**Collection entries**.
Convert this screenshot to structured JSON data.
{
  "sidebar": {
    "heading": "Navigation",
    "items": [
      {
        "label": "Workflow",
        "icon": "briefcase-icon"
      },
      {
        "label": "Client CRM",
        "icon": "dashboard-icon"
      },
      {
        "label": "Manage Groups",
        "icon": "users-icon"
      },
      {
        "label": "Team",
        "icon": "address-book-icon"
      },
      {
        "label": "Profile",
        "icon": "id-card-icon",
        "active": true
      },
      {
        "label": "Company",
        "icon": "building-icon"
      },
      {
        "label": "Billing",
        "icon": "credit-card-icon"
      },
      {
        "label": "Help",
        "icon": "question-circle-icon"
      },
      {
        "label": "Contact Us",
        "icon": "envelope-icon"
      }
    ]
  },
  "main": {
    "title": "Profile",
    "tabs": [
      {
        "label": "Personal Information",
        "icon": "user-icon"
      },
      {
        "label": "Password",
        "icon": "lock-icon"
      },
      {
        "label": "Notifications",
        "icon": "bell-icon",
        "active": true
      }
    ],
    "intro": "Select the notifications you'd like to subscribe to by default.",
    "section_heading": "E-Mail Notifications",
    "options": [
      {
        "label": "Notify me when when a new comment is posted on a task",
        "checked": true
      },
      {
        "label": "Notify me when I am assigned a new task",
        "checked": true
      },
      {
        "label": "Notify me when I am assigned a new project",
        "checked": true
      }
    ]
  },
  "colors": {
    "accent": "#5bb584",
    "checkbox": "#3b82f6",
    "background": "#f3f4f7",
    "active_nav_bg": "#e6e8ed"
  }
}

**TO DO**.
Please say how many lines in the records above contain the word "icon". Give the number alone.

**YOUR SOLUTION**.
12